▶ Exercise prompt: State the count of lines in this material that hold the string "text" and add nothing.

[Opening Recorded information section]

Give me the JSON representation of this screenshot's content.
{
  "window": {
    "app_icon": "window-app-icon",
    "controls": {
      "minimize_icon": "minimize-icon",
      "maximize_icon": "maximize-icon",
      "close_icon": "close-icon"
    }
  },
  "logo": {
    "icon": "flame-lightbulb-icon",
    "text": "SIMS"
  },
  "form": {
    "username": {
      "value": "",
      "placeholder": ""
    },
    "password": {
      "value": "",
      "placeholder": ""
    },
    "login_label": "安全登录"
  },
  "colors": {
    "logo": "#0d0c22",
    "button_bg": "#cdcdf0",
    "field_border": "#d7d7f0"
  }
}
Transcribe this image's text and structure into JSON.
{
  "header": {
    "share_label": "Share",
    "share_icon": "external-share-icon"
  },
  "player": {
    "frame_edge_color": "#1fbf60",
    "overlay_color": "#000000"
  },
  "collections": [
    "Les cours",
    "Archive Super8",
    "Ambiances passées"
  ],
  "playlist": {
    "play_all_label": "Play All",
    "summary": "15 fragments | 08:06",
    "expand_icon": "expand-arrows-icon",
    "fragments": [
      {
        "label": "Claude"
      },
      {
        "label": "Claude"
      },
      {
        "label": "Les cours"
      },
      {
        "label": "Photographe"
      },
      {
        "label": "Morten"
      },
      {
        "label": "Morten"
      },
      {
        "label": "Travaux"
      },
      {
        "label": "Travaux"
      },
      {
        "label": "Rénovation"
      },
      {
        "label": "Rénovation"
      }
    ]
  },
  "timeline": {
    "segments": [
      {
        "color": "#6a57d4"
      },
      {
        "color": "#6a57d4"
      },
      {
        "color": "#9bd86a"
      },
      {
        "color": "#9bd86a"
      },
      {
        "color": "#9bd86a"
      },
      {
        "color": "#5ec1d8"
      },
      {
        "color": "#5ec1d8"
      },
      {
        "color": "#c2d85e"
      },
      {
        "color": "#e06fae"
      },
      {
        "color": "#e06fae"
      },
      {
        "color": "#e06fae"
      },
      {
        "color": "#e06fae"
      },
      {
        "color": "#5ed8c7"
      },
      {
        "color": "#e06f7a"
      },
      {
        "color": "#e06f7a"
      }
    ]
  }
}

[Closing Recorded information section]

▶ Your response: 2